– quote from John the Christmas cracker who took 1st place at the Boys’ Brigade fancy dress comp 1988.
Okay, let's travel forward in time a bit...
On the evening of September 3rd, 2016, I found myself at the London Screenwriters’ Awards. My short story, Shenanigans, had been nominated for best story, and as I sat in a hall packed with incredibly talented people, some of whom I’d admired for years, I wondered for a moment, how the hell had I ended up here? And the honest answer is – I’m not smart enough to learn from my mistakes…
In 1988 I was nine years old, and on one night in December it was the Boys’ Brigade fancy dress party. It had been left up to me to decide what I went as (foolish, maybe) and I chose Jareth, the Goblin King from the film ‘Labyrinth’, played by the amazing David Bowie. In retrospect; it was an unwise choice (mainly due to budget restrictions) and I rocked up to the hall looking less like the leader of a goblin horde and more like the world’s least convincing woman – a blonde wig slapped on my head, and my small frame lost in an XL leather jacket. Despite looking a bit shit (no other way to put it), I was sure this was a fantastic idea, and I’d be applauded for doing something different … turns out, not so much.
Not surprisingly, I didn't win, and I had wildly overestimated my peers' appreciation for my choice of fancy dress. This was evident when John, a 5ft tall Christmas cracker (who took first place)
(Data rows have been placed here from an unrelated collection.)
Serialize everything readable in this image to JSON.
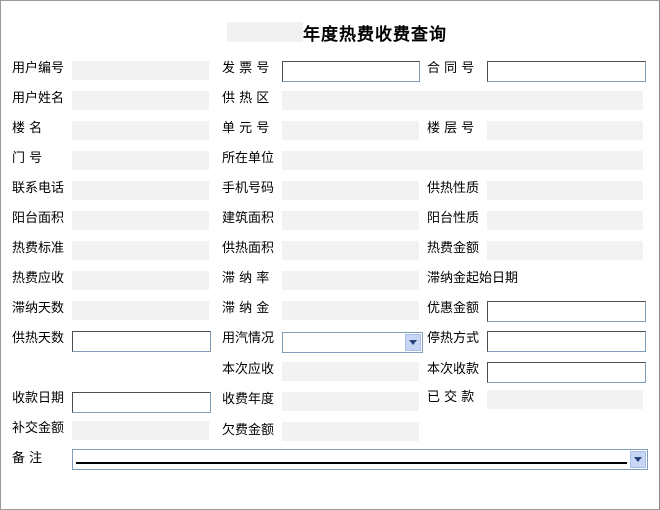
{
  "page": {
    "title": "年度热费收费查询"
  },
  "labels": {
    "user_no": "用户编号",
    "invoice_no": "发 票 号",
    "contract_no": "合 同 号",
    "user_name": "用户姓名",
    "heating_area": "供 热 区",
    "building": "楼      名",
    "unit_no": "单 元 号",
    "floor_no": "楼 层 号",
    "door_no": "门      号",
    "company": "所在单位",
    "phone": "联系电话",
    "mobile": "手机号码",
    "heating_type": "供热性质",
    "balcony_area": "阳台面积",
    "building_area": "建筑面积",
    "balcony_type": "阳台性质",
    "fee_standard": "热费标准",
    "heat_area": "供热面积",
    "fee_amount": "热费金额",
    "fee_due": "热费应收",
    "late_rate": "滞 纳 率",
    "late_start_date": "滞纳金起始日期",
    "late_days": "滞纳天数",
    "late_fee": "滞 纳 金",
    "discount": "优惠金额",
    "heating_days": "供热天数",
    "steam_usage": "用汽情况",
    "stop_method": "停热方式",
    "current_due": "本次应收",
    "current_received": "本次收款",
    "receipt_date": "收款日期",
    "fee_year": "收费年度",
    "paid": "已 交 款",
    "makeup_amount": "补交金额",
    "owed_amount": "欠费金额",
    "remark": "备      注"
  },
  "fields": {
    "invoice_no": "",
    "contract_no": "",
    "discount": "",
    "heating_days": "",
    "steam_usage": "",
    "stop_method": "",
    "current_received": "",
    "receipt_date": "",
    "remark": ""
  }
}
shuffled up to me and asked who I was supposed to be. “I'm David Bowie. You know, from Labyrinth,” I said, gathering my jacket's long sleeves back over my wrists for the hundredth time.
John drew a blank. “You look stupid, and who the fuck is David Bowie?” It was clear that I had gambled and lost, not just the bag of Mars bars up for grabs, but face too.
Now, we all know that you learn life-shaping lessons when you’re young. For instance - the drainpipe on the side of the house is not a load-bearing structure; just because you’ve seen ‘Enter the Dragon’ six times doesn’t mean it’s going to help you in a fight; and of course putting your creative side on display isn’t always a good idea. Lesson learned right?... not really. As I mentioned, I’m not that smart.
Many years later, in 2015, I discovered Create50 and their Twisted story competition – I’ve always loved horror but never really had much opportunity to write it. I set to work on a few ideas, all pretty safe, nothing risky. After all, I didn't want to pen anything too horrific – wouldn’t people cross the street to avoid me? Shun me at parties? It could be like Boys’ Brigade all over again… yeah maybe, but then I thought 'sod it'. What's the point of doing something if you're going to hold back?
I ditched ‘safe’ and wrote something dark and posted it. It turns out I was amongst friends (other weirdos), and the feedback I received was really encouraging. I discovered a community of incredibly talented people and some fantastic stories which were all free to read and comment on. It was a horror anthology that was constantly updating with work from people who were passionate and who were happy to share ideas and give feedback – awesome!
A handful of other entries, new friends and a short-listed story later, and we’re about up to speed, back at the London Screenwriters’ Awards – I gripped the arms of my chair as the runners-up were called out one by one, then… Shenanigans was announced the winner. I was totally shocked and made my way towards the stage (not an easy task when you've had enough Dutch courage to put a medium-sized donkey to sleep) where I stood with other entrants whose stories I'd read and admired (they were a lovely bunch, too).
It was a fantastic evening. My point is, sometimes when you take risks, things don't always go your way. Sometimes, you end up in the corner wearing a wig, fighting to stop the arms of an XL leather jacket from swallowing your hands. But sometimes when you put yourself out there, it can pay off – if you want my advice, always go the full Bowie.
Chris Jeal //Builder
I joined Create50 in 2015. I have reviewed 163 projects.
Rubbish at school, but I once came second in a talent contest singing Vanilla Ice's hit 'Ice Ice Baby', so it all turned out well.